As a commercial enterprise, Street Photography can be used as a set up, that seeks to mimic the techniques of the genre. The scene is often scripted, the models or subjects directed and artificial light strategically placed to employ shadow and highlight features, while all the time trying to make the shoot look and feel candid, like a ‘real’ street photograph. But, it is not always completely faked, or is it?
We find ourselves in a cyberpunk adventure where street photography, and Street Photographers, slip quietly between one parallel universe and another. Framed within the matrix world of corporate advertising, and what is and what is not ‘real’.
In the world of branded promotion there is a mix of ways street photography can be used, though the key to this is always the law. As Turpin explains candid photographs can be used as long as a release is secured from those whose image is used, and the subjects never misrepresented.

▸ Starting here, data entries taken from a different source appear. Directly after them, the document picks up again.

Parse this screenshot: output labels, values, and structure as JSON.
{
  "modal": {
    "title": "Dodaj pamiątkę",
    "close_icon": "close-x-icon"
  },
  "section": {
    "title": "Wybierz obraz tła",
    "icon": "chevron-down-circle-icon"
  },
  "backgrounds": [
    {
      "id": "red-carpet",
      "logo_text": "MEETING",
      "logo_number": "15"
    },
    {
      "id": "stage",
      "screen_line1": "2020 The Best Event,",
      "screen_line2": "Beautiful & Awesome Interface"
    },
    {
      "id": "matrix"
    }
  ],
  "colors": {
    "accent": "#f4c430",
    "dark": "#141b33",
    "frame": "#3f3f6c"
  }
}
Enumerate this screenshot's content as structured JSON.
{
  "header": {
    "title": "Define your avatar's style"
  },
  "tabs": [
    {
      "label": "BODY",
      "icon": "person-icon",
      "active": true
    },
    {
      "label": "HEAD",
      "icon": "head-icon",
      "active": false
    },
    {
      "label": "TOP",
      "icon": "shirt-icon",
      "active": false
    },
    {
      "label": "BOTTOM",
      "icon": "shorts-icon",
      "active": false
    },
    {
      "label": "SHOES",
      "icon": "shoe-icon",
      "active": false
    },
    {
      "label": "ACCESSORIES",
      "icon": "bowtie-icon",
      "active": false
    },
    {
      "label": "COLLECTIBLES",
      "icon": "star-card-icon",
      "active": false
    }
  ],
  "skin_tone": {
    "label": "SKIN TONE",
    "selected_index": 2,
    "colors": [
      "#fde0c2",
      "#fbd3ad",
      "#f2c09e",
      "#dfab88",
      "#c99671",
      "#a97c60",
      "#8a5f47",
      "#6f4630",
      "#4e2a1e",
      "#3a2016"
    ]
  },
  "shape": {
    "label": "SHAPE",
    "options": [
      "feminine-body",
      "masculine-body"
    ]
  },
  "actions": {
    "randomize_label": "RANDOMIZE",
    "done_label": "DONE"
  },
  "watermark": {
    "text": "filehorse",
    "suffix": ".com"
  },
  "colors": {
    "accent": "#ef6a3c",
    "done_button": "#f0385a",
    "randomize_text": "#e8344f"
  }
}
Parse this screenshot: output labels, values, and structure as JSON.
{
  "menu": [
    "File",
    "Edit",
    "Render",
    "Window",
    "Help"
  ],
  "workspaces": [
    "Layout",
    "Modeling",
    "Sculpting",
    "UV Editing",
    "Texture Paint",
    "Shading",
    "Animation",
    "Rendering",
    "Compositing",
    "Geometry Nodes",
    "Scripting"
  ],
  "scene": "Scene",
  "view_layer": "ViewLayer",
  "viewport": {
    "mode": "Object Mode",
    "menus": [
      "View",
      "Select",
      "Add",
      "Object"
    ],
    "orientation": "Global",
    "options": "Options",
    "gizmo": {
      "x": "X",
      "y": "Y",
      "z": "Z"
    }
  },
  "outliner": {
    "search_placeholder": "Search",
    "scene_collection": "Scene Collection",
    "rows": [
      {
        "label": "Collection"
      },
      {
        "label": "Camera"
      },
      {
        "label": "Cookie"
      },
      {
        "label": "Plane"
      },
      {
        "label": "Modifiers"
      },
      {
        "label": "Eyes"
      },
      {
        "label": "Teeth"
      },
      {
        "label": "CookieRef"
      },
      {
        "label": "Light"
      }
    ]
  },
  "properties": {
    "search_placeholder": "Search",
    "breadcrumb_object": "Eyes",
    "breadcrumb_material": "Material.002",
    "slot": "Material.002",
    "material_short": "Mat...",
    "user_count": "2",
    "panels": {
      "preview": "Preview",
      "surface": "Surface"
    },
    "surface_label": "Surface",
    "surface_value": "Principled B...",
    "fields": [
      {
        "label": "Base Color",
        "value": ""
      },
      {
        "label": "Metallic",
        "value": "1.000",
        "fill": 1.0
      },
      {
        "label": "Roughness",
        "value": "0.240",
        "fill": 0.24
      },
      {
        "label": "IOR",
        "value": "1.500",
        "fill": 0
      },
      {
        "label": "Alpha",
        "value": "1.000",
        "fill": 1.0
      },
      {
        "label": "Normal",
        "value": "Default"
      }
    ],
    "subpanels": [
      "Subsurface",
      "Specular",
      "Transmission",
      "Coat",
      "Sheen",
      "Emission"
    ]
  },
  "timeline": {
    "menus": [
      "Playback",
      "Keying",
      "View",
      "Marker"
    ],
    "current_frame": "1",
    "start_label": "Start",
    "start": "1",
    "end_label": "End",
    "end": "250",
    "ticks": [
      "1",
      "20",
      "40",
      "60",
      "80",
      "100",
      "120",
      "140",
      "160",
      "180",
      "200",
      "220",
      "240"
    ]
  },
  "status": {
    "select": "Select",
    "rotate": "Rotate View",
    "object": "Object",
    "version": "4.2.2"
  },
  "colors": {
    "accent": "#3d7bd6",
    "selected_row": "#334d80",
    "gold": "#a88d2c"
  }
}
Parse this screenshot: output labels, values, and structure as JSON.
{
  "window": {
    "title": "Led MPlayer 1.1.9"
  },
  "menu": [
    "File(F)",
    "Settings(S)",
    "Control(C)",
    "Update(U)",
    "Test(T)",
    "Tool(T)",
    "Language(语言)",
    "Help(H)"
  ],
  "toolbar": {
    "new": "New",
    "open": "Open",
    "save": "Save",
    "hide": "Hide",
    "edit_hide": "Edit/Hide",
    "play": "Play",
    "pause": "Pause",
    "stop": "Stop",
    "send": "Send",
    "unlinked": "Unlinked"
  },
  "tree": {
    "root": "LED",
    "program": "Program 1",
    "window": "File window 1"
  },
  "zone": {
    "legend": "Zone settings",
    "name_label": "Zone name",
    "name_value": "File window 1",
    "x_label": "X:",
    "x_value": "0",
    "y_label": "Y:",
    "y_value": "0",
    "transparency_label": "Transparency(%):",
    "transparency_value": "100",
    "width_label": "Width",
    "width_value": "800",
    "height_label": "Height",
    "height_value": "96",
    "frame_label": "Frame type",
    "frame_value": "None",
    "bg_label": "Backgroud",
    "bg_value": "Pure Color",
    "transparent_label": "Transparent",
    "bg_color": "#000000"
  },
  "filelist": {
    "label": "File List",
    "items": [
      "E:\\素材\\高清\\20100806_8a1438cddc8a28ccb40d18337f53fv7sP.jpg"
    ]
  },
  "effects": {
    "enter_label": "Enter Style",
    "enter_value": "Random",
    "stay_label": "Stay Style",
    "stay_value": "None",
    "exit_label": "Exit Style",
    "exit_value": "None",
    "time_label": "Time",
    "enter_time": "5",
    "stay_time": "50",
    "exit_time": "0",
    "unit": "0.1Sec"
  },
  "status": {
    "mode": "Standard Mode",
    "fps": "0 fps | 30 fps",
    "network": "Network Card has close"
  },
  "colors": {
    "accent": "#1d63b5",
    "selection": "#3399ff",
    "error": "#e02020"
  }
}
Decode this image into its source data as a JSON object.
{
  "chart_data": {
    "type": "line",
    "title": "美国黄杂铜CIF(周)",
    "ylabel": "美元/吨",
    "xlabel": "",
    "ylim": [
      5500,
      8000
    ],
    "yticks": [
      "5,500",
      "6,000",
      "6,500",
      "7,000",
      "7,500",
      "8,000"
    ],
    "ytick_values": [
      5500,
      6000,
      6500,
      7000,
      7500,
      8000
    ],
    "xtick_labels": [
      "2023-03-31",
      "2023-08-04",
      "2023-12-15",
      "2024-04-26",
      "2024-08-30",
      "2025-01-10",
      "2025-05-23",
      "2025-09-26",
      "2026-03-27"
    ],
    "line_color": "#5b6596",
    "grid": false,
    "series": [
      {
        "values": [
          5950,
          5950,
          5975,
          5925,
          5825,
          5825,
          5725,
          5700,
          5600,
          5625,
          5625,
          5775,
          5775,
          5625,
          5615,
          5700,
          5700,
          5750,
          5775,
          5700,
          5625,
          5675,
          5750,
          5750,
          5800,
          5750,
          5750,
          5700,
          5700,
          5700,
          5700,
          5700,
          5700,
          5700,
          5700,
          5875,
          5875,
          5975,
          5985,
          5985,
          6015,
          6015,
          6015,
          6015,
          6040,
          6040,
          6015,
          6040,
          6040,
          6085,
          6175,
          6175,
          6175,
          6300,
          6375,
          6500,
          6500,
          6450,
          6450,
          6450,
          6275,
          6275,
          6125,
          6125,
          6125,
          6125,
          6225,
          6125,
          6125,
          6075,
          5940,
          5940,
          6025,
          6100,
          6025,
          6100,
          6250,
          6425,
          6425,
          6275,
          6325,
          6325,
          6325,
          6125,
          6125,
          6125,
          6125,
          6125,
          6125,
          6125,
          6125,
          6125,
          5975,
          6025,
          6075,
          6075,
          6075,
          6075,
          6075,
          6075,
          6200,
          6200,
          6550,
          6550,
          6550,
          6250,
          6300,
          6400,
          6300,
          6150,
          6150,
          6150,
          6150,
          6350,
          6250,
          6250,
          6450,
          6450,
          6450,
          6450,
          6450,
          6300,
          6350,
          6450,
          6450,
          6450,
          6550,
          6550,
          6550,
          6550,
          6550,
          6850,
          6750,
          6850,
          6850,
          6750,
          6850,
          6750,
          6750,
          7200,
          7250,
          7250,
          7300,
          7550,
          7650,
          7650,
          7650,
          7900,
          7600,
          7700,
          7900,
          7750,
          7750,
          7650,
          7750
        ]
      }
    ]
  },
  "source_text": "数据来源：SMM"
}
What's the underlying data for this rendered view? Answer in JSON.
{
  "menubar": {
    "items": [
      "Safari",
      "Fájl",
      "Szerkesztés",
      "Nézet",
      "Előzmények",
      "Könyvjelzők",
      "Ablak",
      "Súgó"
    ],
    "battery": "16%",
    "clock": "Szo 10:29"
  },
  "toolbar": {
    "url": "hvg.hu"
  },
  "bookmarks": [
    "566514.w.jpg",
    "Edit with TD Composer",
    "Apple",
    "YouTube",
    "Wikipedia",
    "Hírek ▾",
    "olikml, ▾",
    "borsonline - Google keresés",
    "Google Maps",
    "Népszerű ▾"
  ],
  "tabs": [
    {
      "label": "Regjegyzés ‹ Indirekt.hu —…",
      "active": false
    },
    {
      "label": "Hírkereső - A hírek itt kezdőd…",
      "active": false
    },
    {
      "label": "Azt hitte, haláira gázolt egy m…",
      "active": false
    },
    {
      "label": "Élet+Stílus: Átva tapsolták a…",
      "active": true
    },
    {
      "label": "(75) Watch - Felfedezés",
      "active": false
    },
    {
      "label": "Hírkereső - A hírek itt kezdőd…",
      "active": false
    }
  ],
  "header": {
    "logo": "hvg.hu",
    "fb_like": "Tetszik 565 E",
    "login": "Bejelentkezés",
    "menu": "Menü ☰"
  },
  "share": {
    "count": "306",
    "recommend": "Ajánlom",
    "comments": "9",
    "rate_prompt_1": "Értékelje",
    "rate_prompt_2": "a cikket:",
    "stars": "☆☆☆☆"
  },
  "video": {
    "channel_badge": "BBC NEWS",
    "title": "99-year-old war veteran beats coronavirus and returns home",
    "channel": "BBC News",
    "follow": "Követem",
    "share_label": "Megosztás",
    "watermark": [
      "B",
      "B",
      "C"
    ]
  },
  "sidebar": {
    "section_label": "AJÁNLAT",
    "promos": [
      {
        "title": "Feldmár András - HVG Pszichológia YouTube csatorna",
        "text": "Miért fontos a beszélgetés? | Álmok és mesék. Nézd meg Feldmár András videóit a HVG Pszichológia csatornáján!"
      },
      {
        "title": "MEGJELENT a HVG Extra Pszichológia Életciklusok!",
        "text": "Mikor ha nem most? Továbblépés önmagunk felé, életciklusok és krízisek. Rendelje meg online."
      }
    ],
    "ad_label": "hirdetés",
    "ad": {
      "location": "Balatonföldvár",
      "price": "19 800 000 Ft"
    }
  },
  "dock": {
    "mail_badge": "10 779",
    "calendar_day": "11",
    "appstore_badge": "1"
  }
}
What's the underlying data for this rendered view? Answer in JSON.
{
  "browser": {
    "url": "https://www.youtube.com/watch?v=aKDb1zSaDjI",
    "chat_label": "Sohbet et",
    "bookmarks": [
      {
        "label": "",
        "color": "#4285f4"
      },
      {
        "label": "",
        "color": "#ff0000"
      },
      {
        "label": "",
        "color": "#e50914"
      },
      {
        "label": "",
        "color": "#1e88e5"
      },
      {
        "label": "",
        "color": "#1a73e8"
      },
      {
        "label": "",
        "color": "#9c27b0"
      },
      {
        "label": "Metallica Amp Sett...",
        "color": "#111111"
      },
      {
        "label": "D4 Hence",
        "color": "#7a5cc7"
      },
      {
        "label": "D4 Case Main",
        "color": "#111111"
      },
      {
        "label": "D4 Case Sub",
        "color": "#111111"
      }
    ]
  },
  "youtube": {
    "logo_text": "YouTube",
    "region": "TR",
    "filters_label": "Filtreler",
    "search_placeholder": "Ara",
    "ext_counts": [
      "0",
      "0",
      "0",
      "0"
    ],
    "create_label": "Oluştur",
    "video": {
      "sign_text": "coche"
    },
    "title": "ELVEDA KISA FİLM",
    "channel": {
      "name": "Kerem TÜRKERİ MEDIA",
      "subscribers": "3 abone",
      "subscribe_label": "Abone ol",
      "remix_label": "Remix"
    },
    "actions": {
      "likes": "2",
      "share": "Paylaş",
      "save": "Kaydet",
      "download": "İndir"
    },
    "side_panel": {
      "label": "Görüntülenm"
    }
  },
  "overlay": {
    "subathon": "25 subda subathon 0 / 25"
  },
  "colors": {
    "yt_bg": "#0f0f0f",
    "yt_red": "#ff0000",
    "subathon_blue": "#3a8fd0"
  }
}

“So the end use of the photographs determines your working method,” Nick Turpin clarifies. “You can publish and exhibit street photographs without a problem but if you want to use them in advertising you need either to get real people to sign release forms after photographing them candidly or carefully recreate street scenes with models.”
But even when legitimate and candid photographs are shot, does the act of having a release signed and then using the image for advertising invalidate its existence as a street photograph?
Street photography will always fit perfectly into any reflection of corporate products because it is very soul is life. The very ethos of the genre is to show everyday existence as it happens in the moment. This is more than useful for advertising trying to strategically bend the everyday reality of the humdrum, the mundane and the have-to-to-survive culture, that is, for most of us, the existential norm.
Slip that perceived ‘ordinariness’ into a fantasised and extraordinarily surreal world and you have an advertising executive’s dream. In this respect, street photography is more than a gift.
Image credit – Nick Turpin